Approaching Conversations about Race
As individuals, it is our responsibility to take it upon ourselves to read this guide and believe in the
possibility to create an environment of inclusivity and effective conversations.
· There are countless social dynamics present amongst peers at any given moment, though we
are not always aware of them, that are affecting the conversation.
· Remain open to others, but do not compromise your beliefs.
· It is okay to feel uncomfortable while talking about these topics because they are not easy, but it is
important for growth.
·There is probably going to be silence, which can be beneficial, but remember to take the next step
because that is important for deeper and future discussions.
· “If you are going to pull the rug out from somebody, you have to give them a soft place to land”,
this does not mean protect-people-with-comfort.
· Know that everybody is at different places in life, also remember that this is still no excuse not to
grow and broaden people’s/your own mindset.
· Though all experiences are personal and differing, keep in mind that no experience is original.

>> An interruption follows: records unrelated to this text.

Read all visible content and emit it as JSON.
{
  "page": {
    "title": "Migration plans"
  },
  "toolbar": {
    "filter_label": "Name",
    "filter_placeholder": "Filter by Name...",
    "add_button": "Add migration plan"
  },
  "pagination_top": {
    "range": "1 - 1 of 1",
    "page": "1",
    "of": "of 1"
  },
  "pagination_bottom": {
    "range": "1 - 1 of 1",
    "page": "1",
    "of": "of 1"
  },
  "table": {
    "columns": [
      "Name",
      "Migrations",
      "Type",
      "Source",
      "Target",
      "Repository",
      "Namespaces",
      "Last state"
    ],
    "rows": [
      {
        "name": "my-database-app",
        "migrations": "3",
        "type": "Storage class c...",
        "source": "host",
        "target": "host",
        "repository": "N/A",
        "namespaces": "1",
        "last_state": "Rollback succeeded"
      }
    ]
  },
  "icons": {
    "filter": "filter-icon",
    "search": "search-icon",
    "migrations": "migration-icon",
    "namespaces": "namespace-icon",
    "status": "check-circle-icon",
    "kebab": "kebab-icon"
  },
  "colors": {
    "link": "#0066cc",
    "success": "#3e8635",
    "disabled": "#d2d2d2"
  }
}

“Youre not the only one who feels/thinks/etc... like that”.
· Take it upon yourself to read, write, listen, speak.
· Believe that it is going to work, or it won’t.
· Bring these principles everywhere you go.
· Must understand your own identity.
As a community...
· We can always keep learning, and in turn, always keep teaching.
· We all have responsibility in changing anything.
· Meet people where they are in the present.
· We must understand how others feel.
· But remember, you can still only control yourself.
Ideas for Using Our Guide
Along with the guide, which provides research and information about how to foster effective classroom conversations and acceptance, this anthology can be used in a variety of ways:
- Explain the workshop: Word hoard, with "identity" as core word in cluster
- Brainstorm what identity means to students, generate ideas about what your class believes identity is
– Recognize that no two classes or groups are the same and will not produce the same answers
- Relate identity to field of study; diversity is important to understand in any field
- Determine how obstacles prevent us from working together
***Anonymity works well, students share more when their names are not attached and lets faculty get to know their students in an overall perspective
Generate Effective Coversations
- Read aloud pieces from the workshop & discuss them
- Faculty can add their own perspective on their own identity
- Use current events to show racism as social and structural and allow students to talk about race in terms of
their own identities, but also events outside of campus
– Use current events to teach objective summary
- Write student's own definitions of words provided
- Highlight words that are uncomfortable or unfamiliar
- Add words to list as a class
- Write definitions at the beginning and the end of the semester to see change and growth
-Students can read the anthology and reflect on one or more pieces, how they relate, or how the pieces may make them feel uncomfortable
***This can be anonymous